**WHAT THE TASK REQUIRES**: Reproduce the whole of the data exactly.

Element data from apps and pages:

★ ★ ★ ★ ★ ★ ★

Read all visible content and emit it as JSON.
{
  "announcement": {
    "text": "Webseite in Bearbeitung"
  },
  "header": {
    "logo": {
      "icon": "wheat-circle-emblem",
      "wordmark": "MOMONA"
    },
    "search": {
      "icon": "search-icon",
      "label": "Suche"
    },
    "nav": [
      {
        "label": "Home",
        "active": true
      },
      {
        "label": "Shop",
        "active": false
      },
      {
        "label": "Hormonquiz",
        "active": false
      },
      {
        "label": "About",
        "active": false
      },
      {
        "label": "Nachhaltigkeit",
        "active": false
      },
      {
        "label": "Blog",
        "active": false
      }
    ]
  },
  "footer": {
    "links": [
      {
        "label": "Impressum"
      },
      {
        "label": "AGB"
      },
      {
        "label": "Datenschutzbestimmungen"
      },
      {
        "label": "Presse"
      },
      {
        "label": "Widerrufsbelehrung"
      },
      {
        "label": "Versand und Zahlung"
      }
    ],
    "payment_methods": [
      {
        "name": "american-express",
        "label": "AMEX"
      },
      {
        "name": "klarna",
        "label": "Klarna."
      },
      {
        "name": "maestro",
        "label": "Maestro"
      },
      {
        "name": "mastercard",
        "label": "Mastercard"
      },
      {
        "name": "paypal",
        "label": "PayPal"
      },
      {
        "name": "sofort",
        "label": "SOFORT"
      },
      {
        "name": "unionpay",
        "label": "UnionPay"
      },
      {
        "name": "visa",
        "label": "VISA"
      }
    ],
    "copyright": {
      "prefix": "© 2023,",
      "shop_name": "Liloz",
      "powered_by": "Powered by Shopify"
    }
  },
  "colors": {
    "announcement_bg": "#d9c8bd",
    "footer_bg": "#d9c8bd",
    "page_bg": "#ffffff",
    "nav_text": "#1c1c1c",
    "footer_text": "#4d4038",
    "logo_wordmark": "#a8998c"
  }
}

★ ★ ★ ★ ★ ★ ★

**WRITTEN SOLUTION**:
Read all visible content and emit it as JSON.
{
  "announcement": {
    "text": "Webseite in Bearbeitung"
  },
  "header": {
    "logo": {
      "icon": "wheat-circle-emblem",
      "wordmark": "MOMONA"
    },
    "search": {
      "icon": "search-icon",
      "label": "Suche"
    },
    "nav": [
      {
        "label": "Home",
        "active": true
      },
      {
        "label": "Shop",
        "active": false
      },
      {
        "label": "Hormonquiz",
        "active": false
      },
      {
        "label": "About",
        "active": false
      },
      {
        "label": "Nachhaltigkeit",
        "active": false
      },
      {
        "label": "Blog",
        "active": false
      }
    ]
  },
  "footer": {
    "links": [
      {
        "label": "Impressum"
      },
      {
        "label": "AGB"
      },
      {
        "label": "Datenschutzbestimmungen"
      },
      {
        "label": "Presse"
      },
      {
        "label": "Widerrufsbelehrung"
      },
      {
        "label": "Versand und Zahlung"
      }
    ],
    "payment_methods": [
      {
        "name": "american-express",
        "label": "AMEX"
      },
      {
        "name": "klarna",
        "label": "Klarna."
      },
      {
        "name": "maestro",
        "label": "Maestro"
      },
      {
        "name": "mastercard",
        "label": "Mastercard"
      },
      {
        "name": "paypal",
        "label": "PayPal"
      },
      {
        "name": "sofort",
        "label": "SOFORT"
      },
      {
        "name": "unionpay",
        "label": "UnionPay"
      },
      {
        "name": "visa",
        "label": "VISA"
      }
    ],
    "copyright": {
      "prefix": "© 2023,",
      "shop_name": "Liloz",
      "powered_by": "Powered by Shopify"
    }
  },
  "colors": {
    "announcement_bg": "#d9c8bd",
    "footer_bg": "#d9c8bd",
    "page_bg": "#ffffff",
    "nav_text": "#1c1c1c",
    "footer_text": "#4d4038",
    "logo_wordmark": "#a8998c"
  }
}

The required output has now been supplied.